How do you go about getting a divorce? Here is a description of the things you will need to do to get a divorce. Finding and choosing a divorce solicitor to represent you is vital if you are to get the best outcome from the divorce process.
How to get a divorce
There are three ways you can get a divorce. First, the traditional way - via a solicitor. Second, the DIY way, guided by a good divorce self help guide. And third, you can do it online.
How long does getting divorced take and what is involved?
Whichever route is chosen the whole divorce process is unlikely to take less than three or four months. The petition giving the reasons for divorce has to be issued along with the Statement Of Arrangements for children, if there are any, and lodged with the court which will then send a copy to the respondent (that's your husband or wife).
The respondent will be forwarded a copy of the Acknowledgement of Service which has to be returned to the court to confirm that the divorce petition has been received and that he/she will or will not be defending the divorce. As long as the respondent is resident in the UK they have seven days in which to reply. At this point they will, if they have not already done so, need to find a divorce solicitor.
The Acknowlegement of Service
Once the Acknowledgement Of Service is returned to the court a copy will be sent to the petitioner (that's you) or to their solicitor. If the respondent has stated that they will not be defending the divorce – which is normally the case – then the petitioner has to file an affidavit (a written statement containing evidence given on oath) to confirm that the details in the petition are correct and that the signature in the Acknowledgement of Service and the Statement of Arrangements is that of the petitioner.
This affidavit is then returned to the court with the request that it consider the evidence presented, with a view to continuing the divorce process.
The Decree Nisi
A District Judge, on receipt of the affidavit and the request to proceed, will then consider what is before him in the way of evidence (in reality no evidence is asked for if unreasonable behaviour is allsdged). As long as the judge decides that all is in order, a certificate will be granted to that effect and a copy sent to the petitioner giving a date for the pronouncement of the Decree Nisi. This does not end the marriage and is provisional only. It is neither expected, nor is usual, for either party to attend the court for this as it is really only a formality.

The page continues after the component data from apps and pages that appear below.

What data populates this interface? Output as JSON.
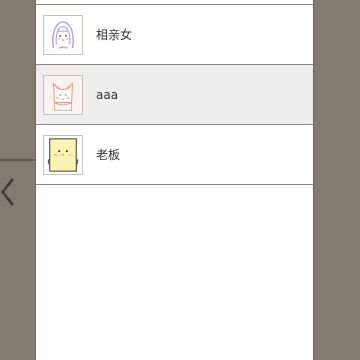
{
  "contacts": [
    {
      "name": "相亲女",
      "avatar_icon": "girl-avatar-icon",
      "selected": false
    },
    {
      "name": "aaa",
      "avatar_icon": "cat-avatar-icon",
      "selected": true
    },
    {
      "name": "老板",
      "avatar_icon": "chick-avatar-icon",
      "selected": false
    }
  ],
  "colors": {
    "background": "#817b70",
    "panel": "#ffffff",
    "selected_row": "#eeeeee",
    "divider": "#8a857d",
    "text": "#333333"
  }
}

The Decree Absolute
Once the Decree Nisi has been pronounced the petitioner must wait a further six weeks for the divorce to be completed. This delay cannot be reduced without very good reason and is obligatory.
Once this period of time has elapsed the petitioner can apply for the Decree Absolute to be made on request and payment of a fee. The court will then normally pronounce the Decree Absolute within a few days of receiving these and will send a copy to each party. If the petitioner does not make a request for a divorce be made absolute within four and a half months the respondent can then request it but may not do so before this time.

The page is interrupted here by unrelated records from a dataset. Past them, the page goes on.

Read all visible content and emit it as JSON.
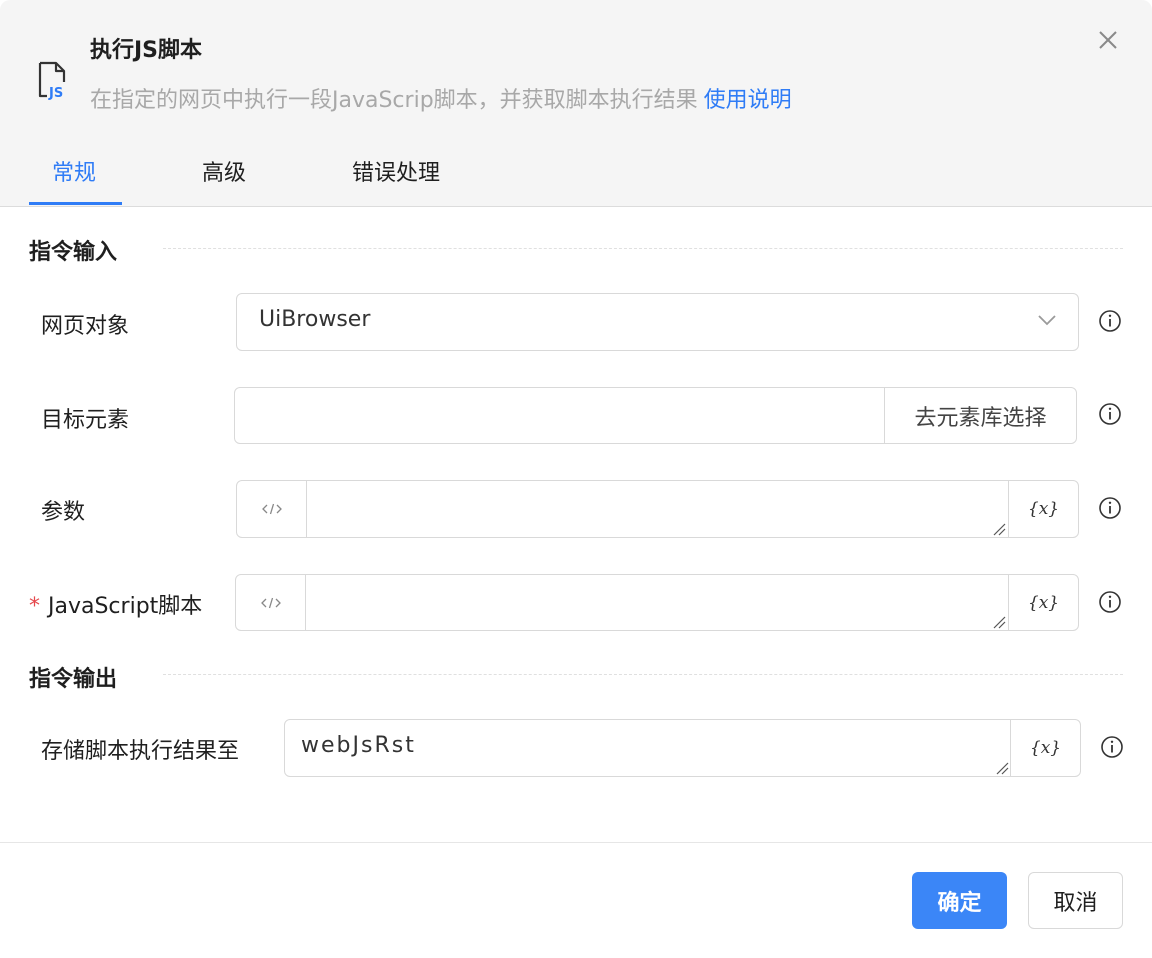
{
  "dialog": {
    "title": "执行JS脚本",
    "description": "在指定的网页中执行一段JavaScrip脚本，并获取脚本执行结果",
    "help_link": "使用说明",
    "icon_label": "JS"
  },
  "tabs": [
    {
      "label": "常规",
      "active": true
    },
    {
      "label": "高级",
      "active": false
    },
    {
      "label": "错误处理",
      "active": false
    }
  ],
  "sections": {
    "input_title": "指令输入",
    "output_title": "指令输出"
  },
  "fields": {
    "web_object": {
      "label": "网页对象",
      "value": "UiBrowser"
    },
    "target_element": {
      "label": "目标元素",
      "value": "",
      "button": "去元素库选择"
    },
    "params": {
      "label": "参数",
      "value": "",
      "var_button": "{x}"
    },
    "js_script": {
      "label": "JavaScript脚本",
      "required_mark": "*",
      "value": "",
      "var_button": "{x}"
    },
    "store_result": {
      "label": "存储脚本执行结果至",
      "value": "webJsRst",
      "var_button": "{x}"
    }
  },
  "footer": {
    "confirm": "确定",
    "cancel": "取消"
  },
  "colors": {
    "accent": "#2f7cf6",
    "primary_button": "#3b86f7",
    "required": "#e5484d",
    "header_bg": "#f5f5f5"
  },
  "icons": {
    "file": "js-file-icon",
    "close": "close-icon",
    "dropdown": "chevron-down-icon",
    "code": "code-icon",
    "info": "info-icon",
    "resize": "resize-grip-icon"
  }
}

The end of the divorce process and the financial settlement
The six week delay between the Decree Nisi and the Decree Absolute obviously accounts for a good deal of the twelve or sixteen weeks necessary to complete the divorce process. This does not, of course, necessarily mean that the divorce settlement has been agreed or the financial responsibility for children sorted. This can add weeks or months onto the whole business of getting divorced.

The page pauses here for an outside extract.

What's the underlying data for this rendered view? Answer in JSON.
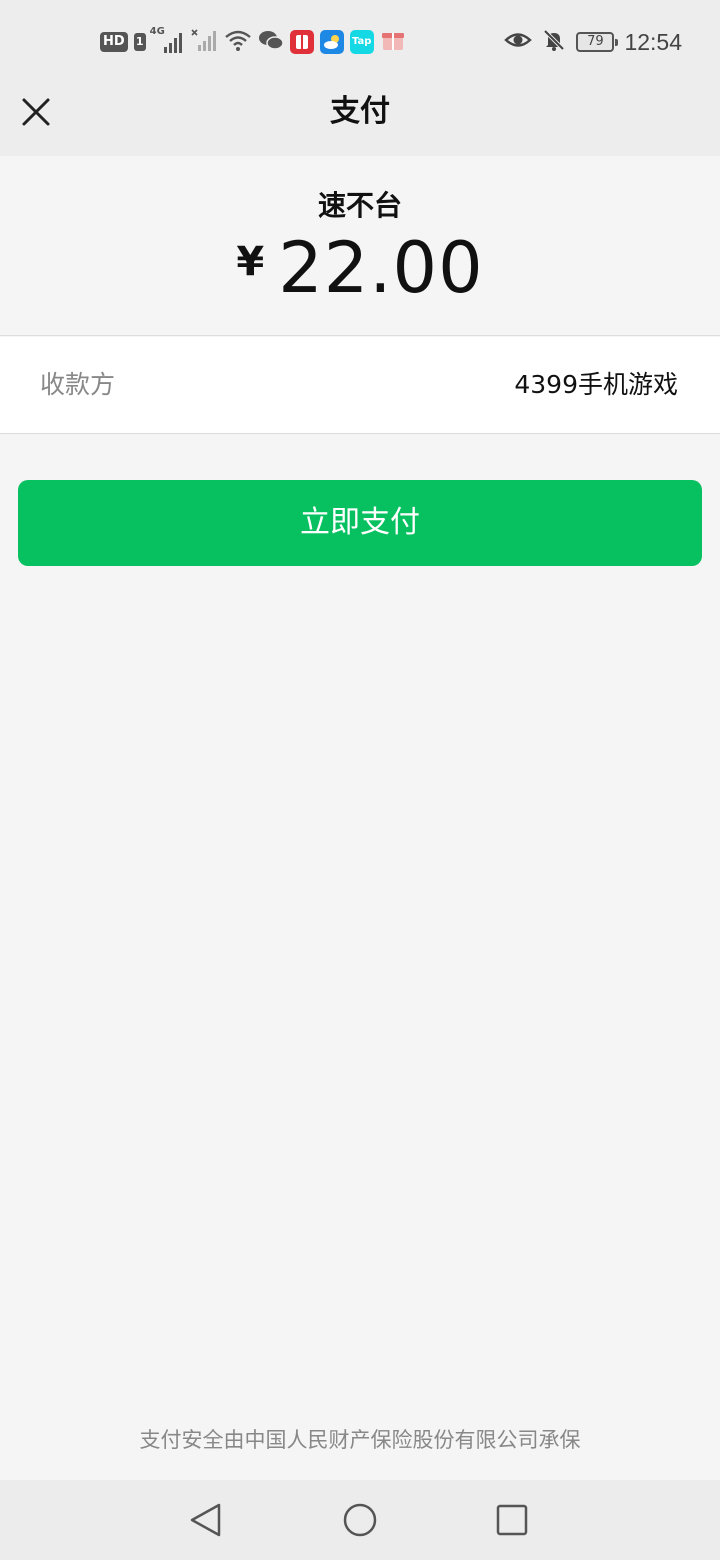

It's a complex process which really needs the help of a good divorce lawyer. Lawpack have two invaluable guides for those contemplating getting separated or divorced. The DIY pack takes you through each stage of managing your own divorce.